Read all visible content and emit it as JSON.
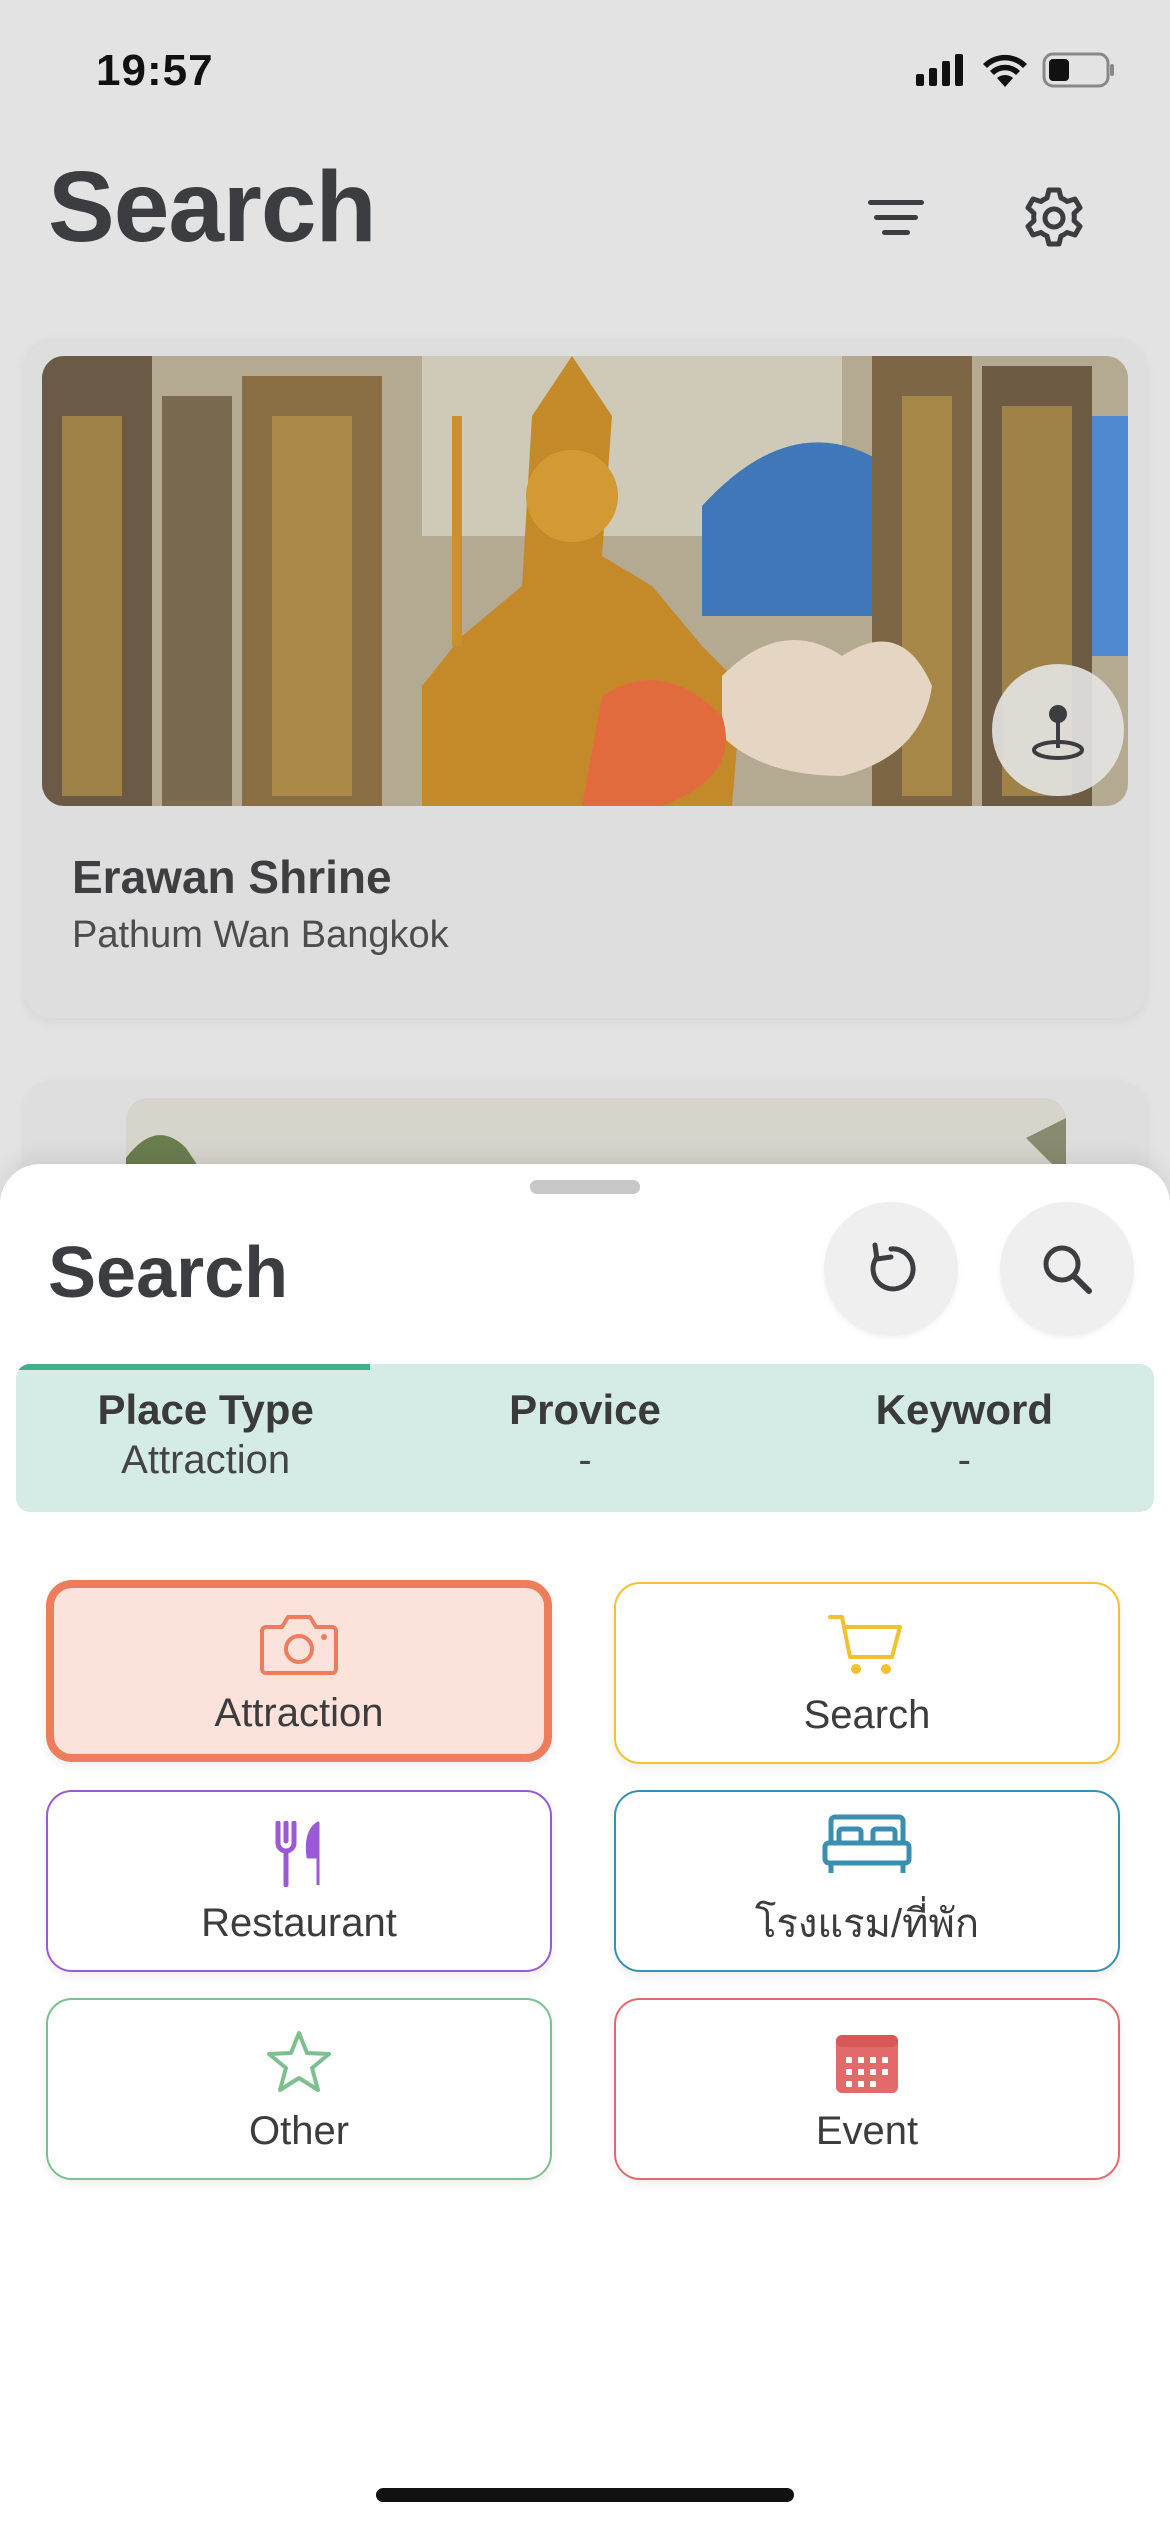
{
  "status_bar": {
    "time": "19:57"
  },
  "header": {
    "title": "Search",
    "filter_icon": "filter-lines-icon",
    "settings_icon": "gear-icon"
  },
  "cards": [
    {
      "title": "Erawan Shrine",
      "subtitle": "Pathum Wan Bangkok",
      "image_alt": "Erawan Shrine photo",
      "map_icon": "map-pin-icon"
    },
    {
      "title": "",
      "subtitle": ""
    }
  ],
  "sheet": {
    "title": "Search",
    "reset_icon": "reset-icon",
    "search_icon": "search-icon",
    "tabs": [
      {
        "label": "Place Type",
        "value": "Attraction"
      },
      {
        "label": "Provice",
        "value": "-"
      },
      {
        "label": "Keyword",
        "value": "-"
      }
    ],
    "place_types": [
      {
        "label": "Attraction",
        "icon": "camera-icon",
        "color": "#ee7d5b",
        "selected": true
      },
      {
        "label": "Search",
        "icon": "cart-icon",
        "color": "#f2c12e",
        "selected": false
      },
      {
        "label": "Restaurant",
        "icon": "utensils-icon",
        "color": "#9b59d6",
        "selected": false
      },
      {
        "label": "โรงแรม/ที่พัก",
        "icon": "bed-icon",
        "color": "#3a8fb0",
        "selected": false
      },
      {
        "label": "Other",
        "icon": "star-icon",
        "color": "#7dbf8e",
        "selected": false
      },
      {
        "label": "Event",
        "icon": "calendar-icon",
        "color": "#e26a6a",
        "selected": false
      }
    ]
  },
  "colors": {
    "accent_teal": "#3fb08a",
    "tab_bg": "#d5ece6",
    "selected_bg": "#fbe3dc"
  }
}
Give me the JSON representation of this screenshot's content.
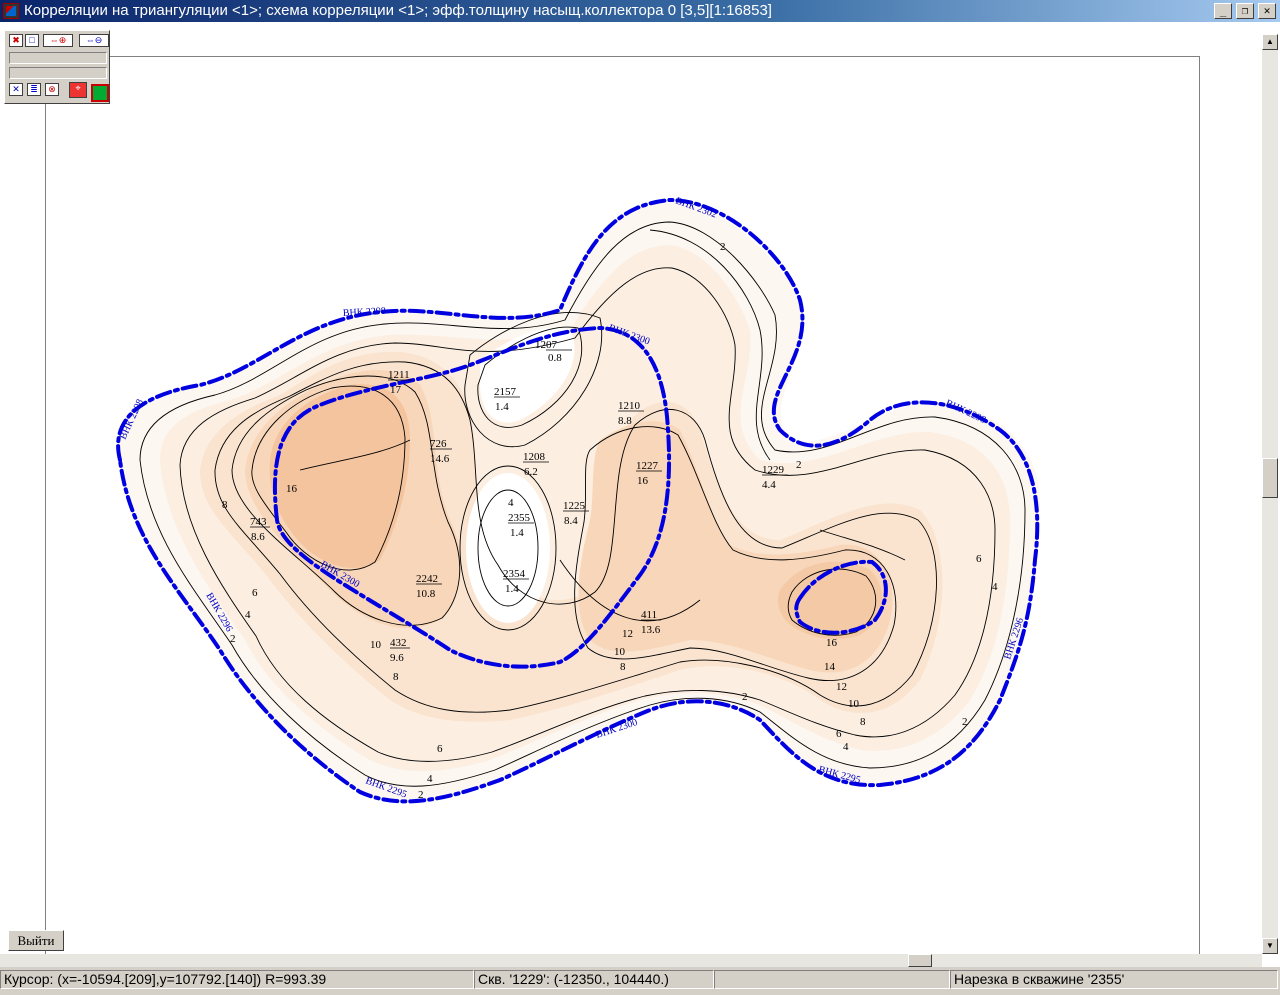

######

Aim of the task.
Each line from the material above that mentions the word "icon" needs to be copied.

Solved exercise.
    "filter_icon": "filter-lines-icon",
    "settings_icon": "gear-icon"
      "map_icon": "map-pin-icon"
    "reset_icon": "reset-icon",
    "search_icon": "search-icon",
        "icon": "camera-icon",
        "icon": "cart-icon",
        "icon": "utensils-icon",
        "icon": "bed-icon",
        "icon": "star-icon",
        "icon": "calendar-icon",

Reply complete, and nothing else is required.